Mouzas GL et al
Patients of all ages with traumatic skin woundsProspective randomised controlled trialRates of postoperative tissue reaction and wound infectionNo difference between rates of complications between polyglycolic acid and nylon. Slightly higher rates of infection with silk.Short term follow-up


Using an absorbable suture material is not associated with increased infection or dehiscence rates and the cosmetic outcome is comparable to using nonabsorbable sutures. As absorbable sutures do not require removal this has important benefits to both the patient and health service in cutting costs and avoiding the inconvenience of suture removal.

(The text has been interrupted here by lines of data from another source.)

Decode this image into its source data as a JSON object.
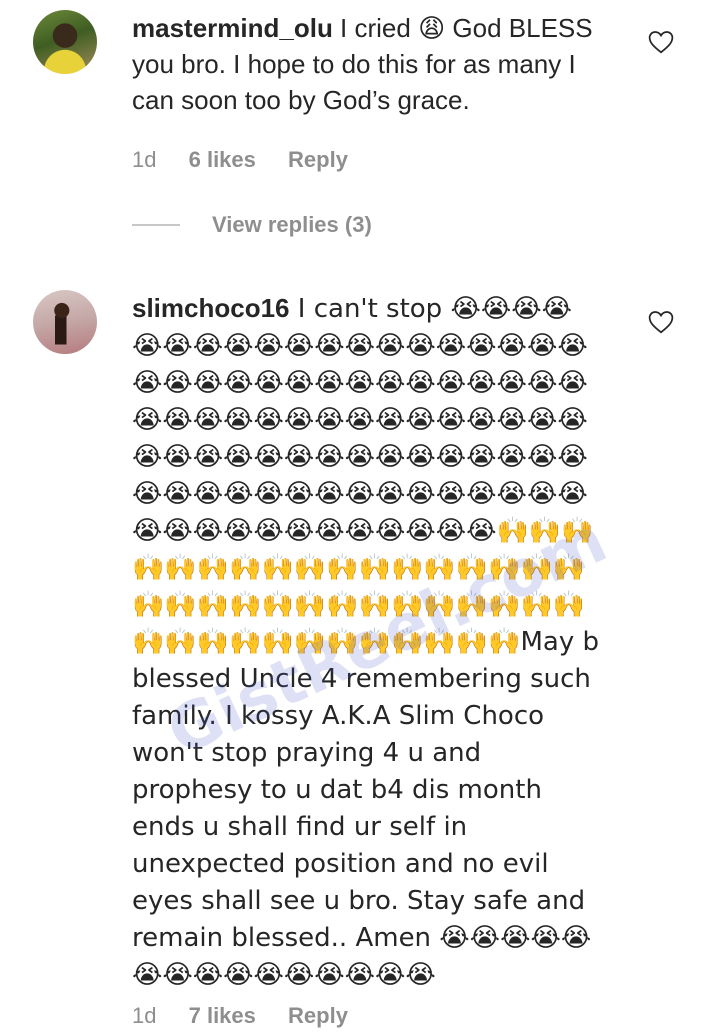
{
  "comments": [
    {
      "username": "mastermind_olu",
      "text": " I cried 😩 God BLESS you bro. I hope to do this for as many I can soon too by God’s grace.",
      "time": "1d",
      "likes": "6 likes",
      "reply": "Reply",
      "view_replies": "View replies (3)"
    },
    {
      "username": "slimchoco16",
      "text": " I can't stop 😭😭😭😭😭😭😭😭😭😭😭😭😭😭😭😭😭😭😭😭😭😭😭😭😭😭😭😭😭😭😭😭😭😭😭😭😭😭😭😭😭😭😭😭😭😭😭😭😭😭😭😭😭😭😭😭😭😭😭😭😭😭😭😭😭😭😭😭😭😭😭😭😭😭😭😭😭😭😭😭😭😭😭😭😭😭😭😭😭😭😭🙌🙌🙌🙌🙌🙌🙌🙌🙌🙌🙌🙌🙌🙌🙌🙌🙌🙌🙌🙌🙌🙌🙌🙌🙌🙌🙌🙌🙌🙌🙌🙌🙌🙌🙌🙌🙌🙌🙌🙌🙌🙌🙌May b blessed Uncle 4 remembering such family. I kossy A.K.A Slim Choco won't stop praying 4 u and prophesy to u dat b4 dis month ends u shall find ur self in unexpected position and no evil eyes shall see u bro. Stay safe and remain blessed.. Amen 😭😭😭😭😭😭😭😭😭😭😭😭😭😭😭",
      "time": "1d",
      "likes": "7 likes",
      "reply": "Reply"
    }
  ],
  "watermark": "GistReel.com",
  "icons": {
    "like": "heart-outline-icon"
  }
}
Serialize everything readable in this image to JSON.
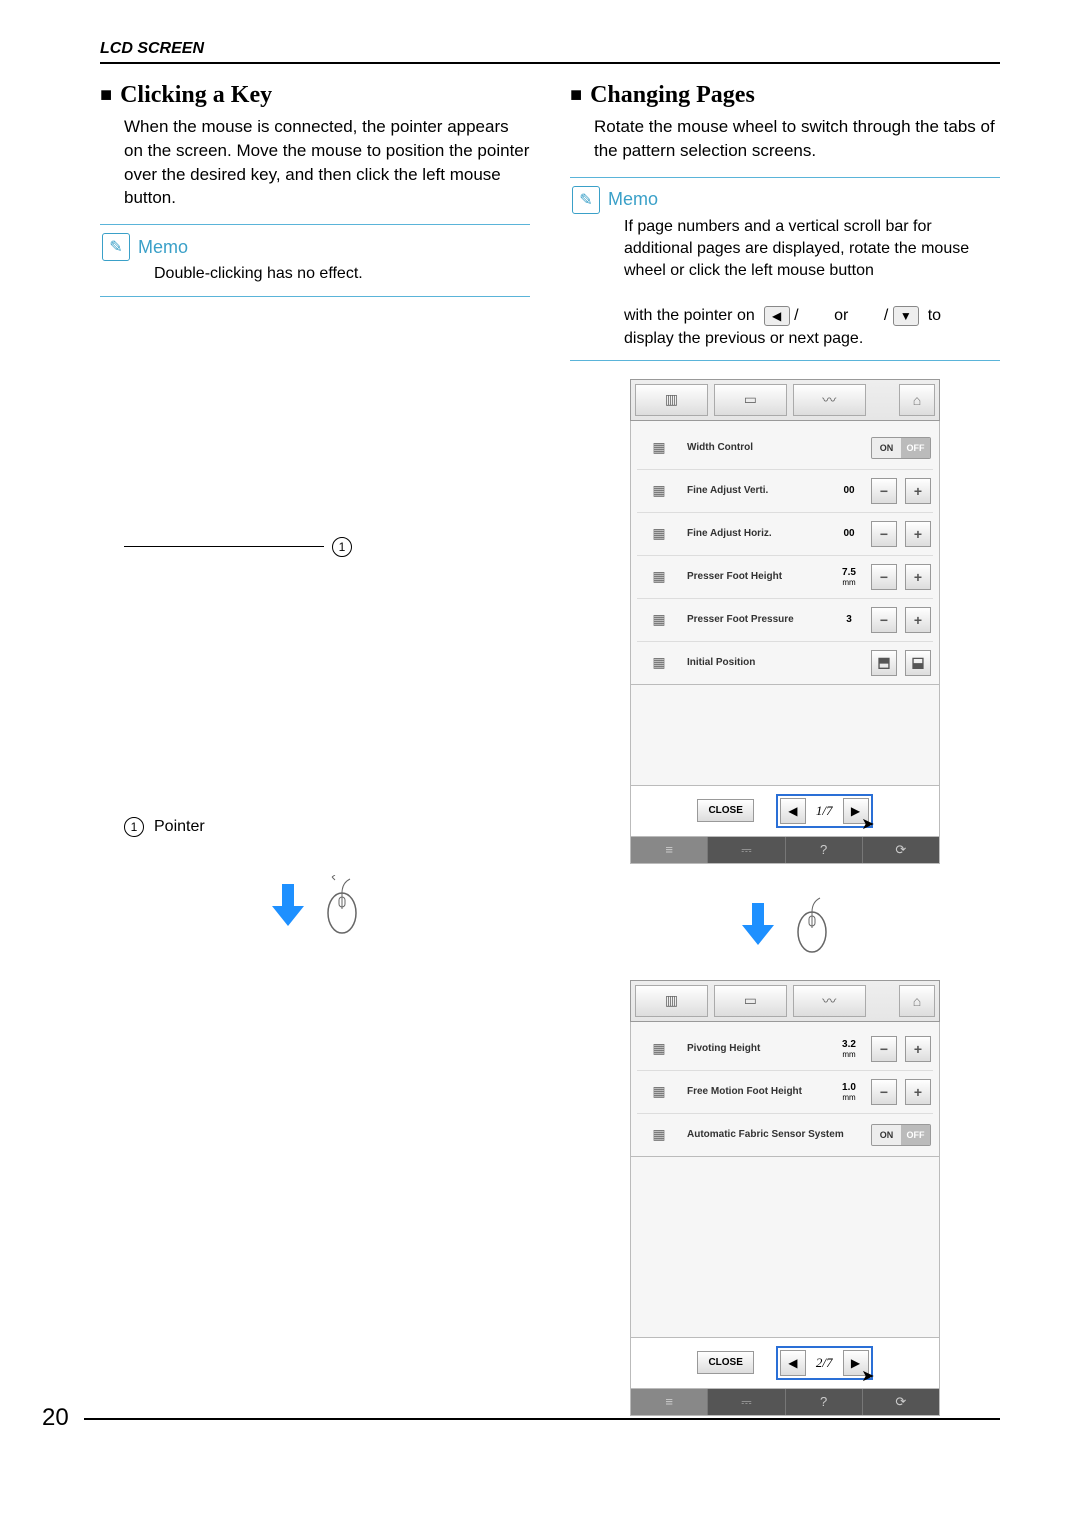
{
  "header": "LCD SCREEN",
  "page_number": "20",
  "left": {
    "title": "Clicking a Key",
    "body": "When the mouse is connected, the pointer appears on the screen. Move the mouse to position the pointer over the desired key, and then click the left mouse button.",
    "memo_label": "Memo",
    "memo_text": "Double-clicking has no effect.",
    "callout_num": "1",
    "pointer_legend_num": "1",
    "pointer_legend_text": "Pointer"
  },
  "right": {
    "title": "Changing Pages",
    "body": "Rotate the mouse wheel to switch through the tabs of the pattern selection screens.",
    "memo_label": "Memo",
    "memo_text1": "If page numbers and a vertical scroll bar for additional pages are displayed, rotate the mouse wheel or click the left mouse button",
    "memo_text2a": "with the pointer on",
    "memo_sep1": "/",
    "memo_or": "or",
    "memo_sep2": "/",
    "memo_to": "to",
    "memo_text3": "display the previous or next page."
  },
  "lcd1": {
    "rows": [
      {
        "label": "Width Control",
        "value": "",
        "unit": "",
        "toggle": true,
        "on": "ON",
        "off": "OFF"
      },
      {
        "label": "Fine Adjust Verti.",
        "value": "00",
        "unit": ""
      },
      {
        "label": "Fine Adjust Horiz.",
        "value": "00",
        "unit": ""
      },
      {
        "label": "Presser Foot Height",
        "value": "7.5",
        "unit": "mm"
      },
      {
        "label": "Presser Foot Pressure",
        "value": "3",
        "unit": ""
      },
      {
        "label": "Initial Position",
        "value": "",
        "unit": "",
        "dual": true
      }
    ],
    "close": "CLOSE",
    "page": "1/7"
  },
  "lcd2": {
    "rows": [
      {
        "label": "Pivoting Height",
        "value": "3.2",
        "unit": "mm"
      },
      {
        "label": "Free Motion Foot Height",
        "value": "1.0",
        "unit": "mm"
      },
      {
        "label": "Automatic Fabric Sensor System",
        "value": "",
        "unit": "",
        "toggle": true,
        "on": "ON",
        "off": "OFF"
      }
    ],
    "close": "CLOSE",
    "page": "2/7"
  }
}
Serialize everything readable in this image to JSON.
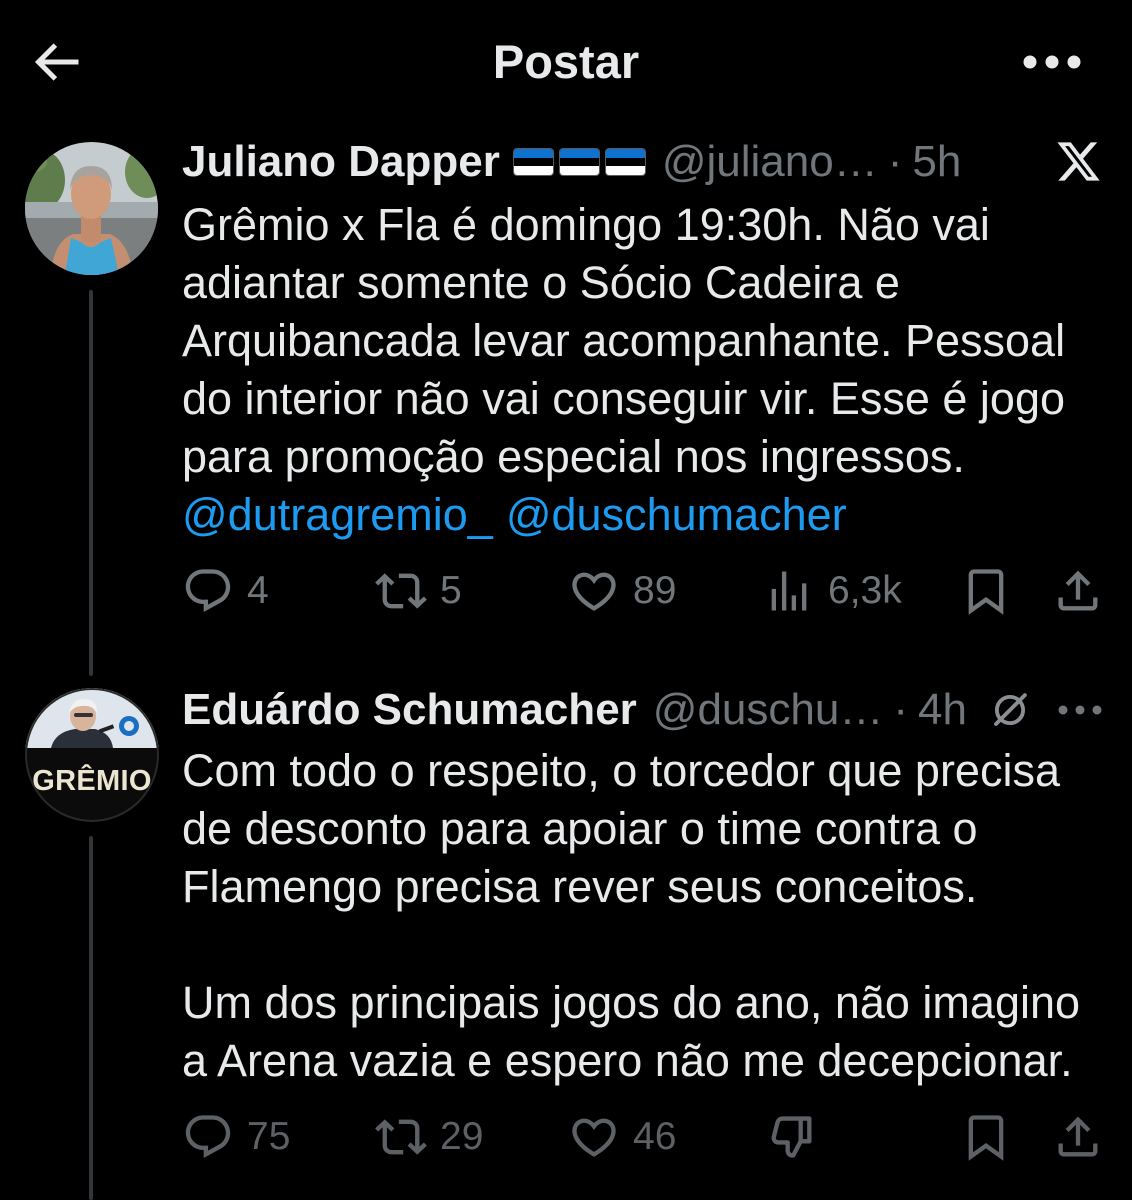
{
  "header": {
    "title": "Postar",
    "back_icon": "arrow-left-icon",
    "more_icon": "more-horizontal-icon"
  },
  "colors": {
    "background": "#000000",
    "text": "#e7e9ea",
    "secondary": "#71767b",
    "link": "#1d9bf0",
    "thread_line": "#333639",
    "flag_stripes": [
      "#0f72ce",
      "#000000",
      "#ffffff"
    ]
  },
  "posts": [
    {
      "author": {
        "name": "Juliano Dapper",
        "name_emoji": [
          "flag-estonia-icon",
          "flag-estonia-icon",
          "flag-estonia-icon"
        ],
        "handle": "@juliano…"
      },
      "separator": "·",
      "time": "5h",
      "badge_icon": "x-logo-icon",
      "text_lines": [
        "Grêmio x Fla é domingo 19:30h. Não vai",
        "adiantar somente o Sócio Cadeira e",
        "Arquibancada levar acompanhante. Pessoal",
        "do interior não vai conseguir vir. Esse é jogo",
        "para promoção especial nos ingressos."
      ],
      "mentions": [
        "@dutragremio_",
        "@duschumacher"
      ],
      "actions": {
        "replies": {
          "icon": "reply-icon",
          "count": "4"
        },
        "reposts": {
          "icon": "repost-icon",
          "count": "5"
        },
        "likes": {
          "icon": "heart-icon",
          "count": "89"
        },
        "views": {
          "icon": "views-icon",
          "count": "6,3k"
        },
        "bookmark": {
          "icon": "bookmark-icon"
        },
        "share": {
          "icon": "share-icon"
        }
      }
    },
    {
      "author": {
        "name": "Eduárdo Schumacher",
        "handle": "@duschu…",
        "avatar_text": "GRÊMIO"
      },
      "separator": "·",
      "time": "4h",
      "menu_icons": [
        "grok-icon",
        "more-horizontal-icon"
      ],
      "paragraphs": [
        [
          "Com todo o respeito, o torcedor que precisa",
          "de desconto para apoiar o time contra o",
          "Flamengo precisa rever seus conceitos."
        ],
        [
          "Um dos principais jogos do ano, não imagino",
          "a Arena vazia e espero não me decepcionar."
        ]
      ],
      "actions": {
        "replies": {
          "icon": "reply-icon",
          "count": "75"
        },
        "reposts": {
          "icon": "repost-icon",
          "count": "29"
        },
        "likes": {
          "icon": "heart-icon",
          "count": "46"
        },
        "downvote": {
          "icon": "thumbs-down-icon"
        },
        "bookmark": {
          "icon": "bookmark-icon"
        },
        "share": {
          "icon": "share-icon"
        }
      }
    }
  ]
}
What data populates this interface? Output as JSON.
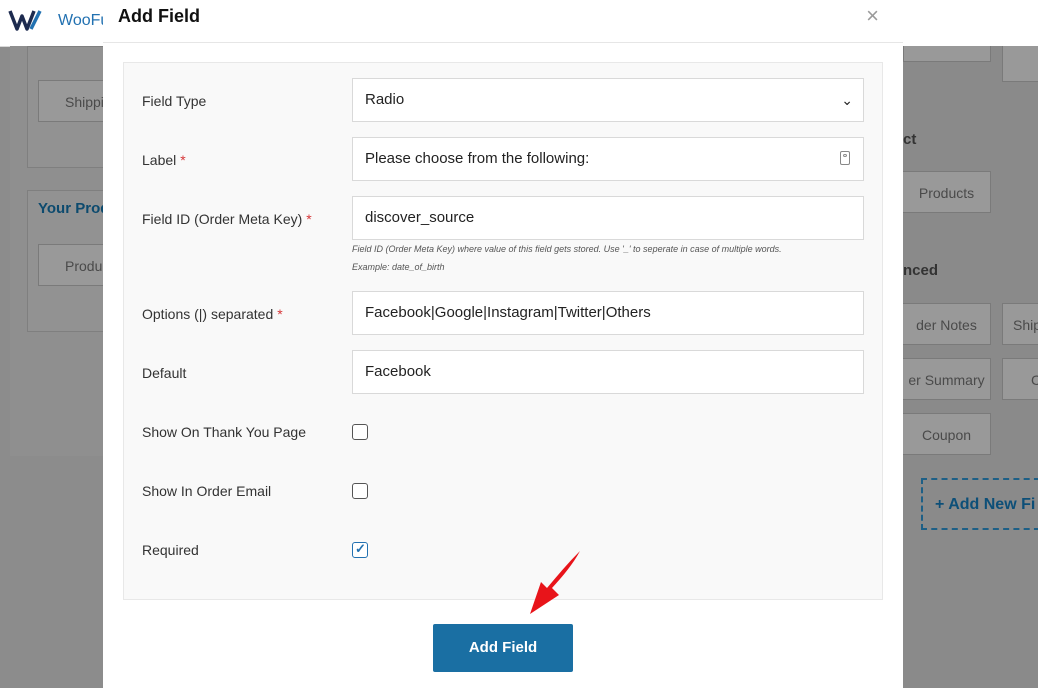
{
  "app": {
    "brand": "WooFu"
  },
  "background": {
    "left_panel_label_1": "Shipping",
    "left_btn_1": "Shippi",
    "left_link": "Your Prod",
    "left_btn_2": "Produ",
    "right_heading_1": "ct",
    "right_btn_products": "Products",
    "right_heading_2": "nced",
    "right_btn_order_notes": "der Notes",
    "right_btn_ship": "Ship",
    "right_btn_order_summary": "er Summary",
    "right_btn_c": "C",
    "right_btn_coupon": "Coupon",
    "add_new_field": "+ Add New Fi"
  },
  "modal": {
    "title": "Add Field",
    "close": "×",
    "fields": {
      "field_type": {
        "label": "Field Type",
        "value": "Radio"
      },
      "label": {
        "label": "Label",
        "required_mark": "*",
        "value": "Please choose from the following:"
      },
      "field_id": {
        "label": "Field ID (Order Meta Key)",
        "required_mark": "*",
        "value": "discover_source",
        "hint_1": "Field ID (Order Meta Key) where value of this field gets stored. Use '_' to seperate in case of multiple words.",
        "hint_2": "Example: date_of_birth"
      },
      "options": {
        "label": "Options (|) separated",
        "required_mark": "*",
        "value": "Facebook|Google|Instagram|Twitter|Others"
      },
      "default": {
        "label": "Default",
        "value": "Facebook"
      },
      "show_thank_you": {
        "label": "Show On Thank You Page",
        "checked": false
      },
      "show_email": {
        "label": "Show In Order Email",
        "checked": false
      },
      "required": {
        "label": "Required",
        "checked": true
      }
    },
    "submit_label": "Add Field"
  },
  "colors": {
    "accent": "#1a6fa3",
    "required": "#d63638",
    "arrow": "#e8141a"
  }
}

In children this would have an even greater impact on avoiding emotional trauma.

Editor Comment


Clinical Bottom Line

Absorbable sutures are effective and safe to use in the closure of traumatic skin wounds.


  1. Karounis H; Gouin S; Eisman H; Chalut D; Pelletier H; Williams B. A randomised, controlled trial comparing long-term cosmetic outcomes of traumatic pediatric lacerations repaired with absorbable plain gut versus non absorbable nylon sutures Academic Emergency Medicine 2004 July vol 11/7 (730-5)
  2. Shetty PC,Dicksheet S,Scalea TM Emergency department repair of hand lacerations using absorbable vicryl sutures Journal of Emergency Medicine Sep 1997, vol./is.(673-4)
  3. Holger JS, Wandersee SC, Hale DB Cosmetic outcomes of facial lacerations repaired with tissue-adhesive, absorbable and non absorbable sutures. American Journal of Emergency Medicine July 2004, 22/4(254-7)
  4. Mouzas GL, Yeadon A. Does the choice of suture material affect the incidence of wound infection? British Journal of Surgery Dec 1975, vol62 (952-5)